Advanced Video Camera and Editing


 
Expander/Noise Gate Filter


Using this filter requires knowing the difference between Signal and Noise.

Noise includes any extraneous sound elements that were recorded in your audio, including environmental noise such as traffic or air conditioning. 

Signal is the sound you want your audience to hear, i.e., dialogue, which should be significantly louder than the noise (the sound you don’t want the audience to hear). 

If you can isolate the specific frequency of the noise, then you might be able to attenuate, or soften the sound. One way to isolate this frequency is by using the Expander/Noise Gate filter. 

This filter attenuates portions of the audio that are relatively quiet, such as between your talent’s words or sentences when the background noise can be heard. The result is a reduction in noise level that leaves the signal unaffected. This is, in effect, the opposite of a compressor, which is why this filter is often called an expander.

Soundtrack Pro can be used to reduce unwanted noise in your audio, giving perhaps the best results with the least amount of effort. 


Using Soundtrack Pro and the Expander/Noise Gate Filter

In the illustration below, the audio waveform shows clearly the audio signal (places where the waveform bulges) and noise (those generally flat regions between bulges). 


We will attempt to reduce the noise by isolating the frequency and attenuating it. First, we'll select the clip and send it to Soundtrack Pro.

  • Click on the clip to select it.
  • Choose File > Send To > Soundtrack Pro Audio File Project

A dialogue box appears, asking for a new file name. 

Make sure that the file is saved to your Final Cut Pro Project folder. However, keep the default clip name and check the box settings. Note: sending the clip to Soundtrack Pro enables you to keep the audio from the original clip unchanged. Soundtrack Pro will modify a duplicate copy of the clip. Once you finish modifying it, Final Cut Pro will automatically put this new version of the clip into the sequence.

When you click Save, Soundtrack Pro opens automatically with the selected clip loaded into a new project. 

The interface looks similar to the one in Final Cut Pro. 

The next step is to isolate a section of the clip that contains the noise. This section is called the Noise Print, which will be used to identify the frequency and amplitude of the unwanted sounds. Finally, we'll use the Reduce Noise command to help eliminate as much of the noise as we can. 


Setting the Noise Print:

  • Find a portion of the audio that is relatively flat - this is the noise section of the audio clip.
  • Click and drag in the green area of the clip to select a portion of noise. The longer the section you choose for a noise print, the more effective noise reduction will be. 


  • Press the Spacebar to play the selected section. By default the playback will loop. Listen carefully to make sure you didn't accidentally select part of a word. When you are sure you have selected only the background noise, press the Spacebar to stop the looping playback.
  • Choose Process > Noise Reduction > Set Noise Print
  • Deselect the section of the clip by clicking anywhere in the green area. Now you can apply the noise reduction to the entire clip. 
  • Choose Process > Noise Reduction > Reduce Noise

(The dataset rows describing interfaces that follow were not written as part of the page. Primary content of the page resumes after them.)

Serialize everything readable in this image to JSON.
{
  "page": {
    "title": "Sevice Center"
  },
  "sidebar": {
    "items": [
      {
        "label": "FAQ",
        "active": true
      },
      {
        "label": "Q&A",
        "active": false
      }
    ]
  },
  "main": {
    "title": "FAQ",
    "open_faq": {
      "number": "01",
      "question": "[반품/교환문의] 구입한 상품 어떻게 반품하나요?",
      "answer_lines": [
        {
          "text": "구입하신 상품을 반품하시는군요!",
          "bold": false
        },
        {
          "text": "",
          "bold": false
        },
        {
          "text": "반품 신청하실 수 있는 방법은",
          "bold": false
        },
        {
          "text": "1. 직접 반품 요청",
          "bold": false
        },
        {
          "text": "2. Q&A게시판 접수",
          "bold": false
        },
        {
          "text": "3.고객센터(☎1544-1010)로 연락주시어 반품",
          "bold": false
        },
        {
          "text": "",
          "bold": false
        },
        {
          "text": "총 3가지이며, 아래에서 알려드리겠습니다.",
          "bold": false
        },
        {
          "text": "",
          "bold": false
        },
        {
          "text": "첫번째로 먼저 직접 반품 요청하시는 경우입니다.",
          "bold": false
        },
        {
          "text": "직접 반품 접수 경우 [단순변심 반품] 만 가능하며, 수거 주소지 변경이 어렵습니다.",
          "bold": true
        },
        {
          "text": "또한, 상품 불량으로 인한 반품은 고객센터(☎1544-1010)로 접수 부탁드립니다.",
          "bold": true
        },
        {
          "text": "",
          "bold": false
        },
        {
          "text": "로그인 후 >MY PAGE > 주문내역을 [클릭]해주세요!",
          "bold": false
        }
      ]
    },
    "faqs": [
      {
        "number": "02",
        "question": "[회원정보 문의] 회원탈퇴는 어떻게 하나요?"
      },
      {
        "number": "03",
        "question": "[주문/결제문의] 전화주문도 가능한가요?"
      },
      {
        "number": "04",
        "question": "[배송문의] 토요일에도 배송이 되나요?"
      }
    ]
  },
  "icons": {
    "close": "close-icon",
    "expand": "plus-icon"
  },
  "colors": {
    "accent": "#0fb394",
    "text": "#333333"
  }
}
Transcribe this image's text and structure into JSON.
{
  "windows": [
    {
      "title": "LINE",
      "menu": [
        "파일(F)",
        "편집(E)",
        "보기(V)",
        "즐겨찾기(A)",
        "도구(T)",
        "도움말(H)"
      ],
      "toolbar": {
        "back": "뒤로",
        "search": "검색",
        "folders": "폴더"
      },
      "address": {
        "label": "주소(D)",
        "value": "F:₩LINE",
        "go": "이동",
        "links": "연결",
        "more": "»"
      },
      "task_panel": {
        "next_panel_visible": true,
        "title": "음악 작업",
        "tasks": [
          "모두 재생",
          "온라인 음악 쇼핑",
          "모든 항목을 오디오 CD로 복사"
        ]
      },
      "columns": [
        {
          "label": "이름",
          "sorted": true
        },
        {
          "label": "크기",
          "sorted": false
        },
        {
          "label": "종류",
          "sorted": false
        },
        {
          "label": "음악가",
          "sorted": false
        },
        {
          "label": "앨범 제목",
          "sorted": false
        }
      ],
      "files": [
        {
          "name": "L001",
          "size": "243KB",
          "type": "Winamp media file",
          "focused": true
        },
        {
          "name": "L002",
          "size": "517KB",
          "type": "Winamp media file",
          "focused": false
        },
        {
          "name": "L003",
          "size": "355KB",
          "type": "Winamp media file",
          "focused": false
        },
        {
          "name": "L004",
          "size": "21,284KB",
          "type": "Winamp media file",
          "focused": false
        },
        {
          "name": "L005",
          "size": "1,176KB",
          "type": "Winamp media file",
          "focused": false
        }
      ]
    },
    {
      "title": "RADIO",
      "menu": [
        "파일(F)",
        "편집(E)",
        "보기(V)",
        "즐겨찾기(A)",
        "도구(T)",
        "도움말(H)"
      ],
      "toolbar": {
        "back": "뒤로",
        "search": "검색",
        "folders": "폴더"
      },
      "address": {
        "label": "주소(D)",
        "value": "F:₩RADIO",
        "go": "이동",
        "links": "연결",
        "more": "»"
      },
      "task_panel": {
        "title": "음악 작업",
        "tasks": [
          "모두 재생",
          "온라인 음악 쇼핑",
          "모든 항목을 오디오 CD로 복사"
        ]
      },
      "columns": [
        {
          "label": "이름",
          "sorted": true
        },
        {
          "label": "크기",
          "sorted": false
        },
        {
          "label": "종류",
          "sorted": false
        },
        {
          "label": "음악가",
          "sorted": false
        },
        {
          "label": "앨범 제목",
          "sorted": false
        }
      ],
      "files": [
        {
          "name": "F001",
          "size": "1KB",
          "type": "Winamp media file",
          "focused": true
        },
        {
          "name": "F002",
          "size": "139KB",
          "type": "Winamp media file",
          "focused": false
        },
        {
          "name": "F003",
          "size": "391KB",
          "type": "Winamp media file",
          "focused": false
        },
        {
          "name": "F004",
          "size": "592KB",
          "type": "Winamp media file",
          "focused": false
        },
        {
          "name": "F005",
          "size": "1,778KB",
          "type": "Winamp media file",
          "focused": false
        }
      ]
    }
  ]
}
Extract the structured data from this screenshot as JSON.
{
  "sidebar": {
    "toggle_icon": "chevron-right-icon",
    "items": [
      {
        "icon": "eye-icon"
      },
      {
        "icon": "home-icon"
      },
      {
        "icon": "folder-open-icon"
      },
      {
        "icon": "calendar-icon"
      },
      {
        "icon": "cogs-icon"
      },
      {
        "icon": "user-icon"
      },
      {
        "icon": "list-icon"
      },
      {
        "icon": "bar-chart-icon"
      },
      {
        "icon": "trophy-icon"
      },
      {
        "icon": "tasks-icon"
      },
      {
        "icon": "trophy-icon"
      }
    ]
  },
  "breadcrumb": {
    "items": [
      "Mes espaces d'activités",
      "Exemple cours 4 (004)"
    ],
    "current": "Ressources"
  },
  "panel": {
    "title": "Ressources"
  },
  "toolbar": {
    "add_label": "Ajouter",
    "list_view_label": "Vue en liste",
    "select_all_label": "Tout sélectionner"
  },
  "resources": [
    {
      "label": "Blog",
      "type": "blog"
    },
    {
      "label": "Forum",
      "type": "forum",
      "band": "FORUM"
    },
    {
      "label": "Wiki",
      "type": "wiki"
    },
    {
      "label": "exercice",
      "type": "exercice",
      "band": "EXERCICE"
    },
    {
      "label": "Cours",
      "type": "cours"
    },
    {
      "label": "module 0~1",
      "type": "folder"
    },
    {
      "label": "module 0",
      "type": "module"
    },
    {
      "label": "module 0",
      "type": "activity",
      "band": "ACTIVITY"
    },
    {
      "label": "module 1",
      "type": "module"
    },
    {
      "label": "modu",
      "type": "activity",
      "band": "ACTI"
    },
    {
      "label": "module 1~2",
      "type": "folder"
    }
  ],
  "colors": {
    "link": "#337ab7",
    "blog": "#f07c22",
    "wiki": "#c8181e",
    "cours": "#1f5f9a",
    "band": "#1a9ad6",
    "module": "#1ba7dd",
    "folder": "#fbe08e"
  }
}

The Reduce Noise Window appears. 


The Noise Threshold setting identifies the peak volume level of the noise. The Reduction slider determines how much to attenuate that noise. The Tone Control allows for a small degree of frequency adjustment. 

  • Click the Preview/Play button (the arrow button in the lower left). If necessary, adjust the volume slider next to it so you can hear the audio at a comfortable level.
  • Drag the Reduction slider all the way to 100%. This allows you to hear the effect easily.
  • Select the Noise Only checkbox next to the volume slider to hear only the sound you are trying to eliminate. Selecting this checkbox helps ensure that you are not accidentally removing too much of the signal along with the noise. 



  • Deselect the checkbox again to turn off the Noise Only.
  • Adjust the Noise Threshold slider until you can hear the effect of the filter, then back it off slightly and begin to adjust the Reduction slider.
  • When you are happy with the results, click Apply.

The goal is not to remove all background noise, but to improve the clarity of the signal by reducing the noise. Note: If the signal-to-noise ratio is too low (that is, the signal and noise are at similar volumes, and/or the signal and noise frequencies are very similar) you may not be able to eliminate the noise. In those cases, your best course of action is to re-record the track.

  • Press Command-S to save your work
  • Choose File > Close Project

The Save Audio File Project Preference dialogue appears, asking whether you want to embed the audio file into the Soundtrack Pro document, or to reference the original clip.


Select - Include Source Audio, and click OK. When you return to FCP the audio will be updated automatically.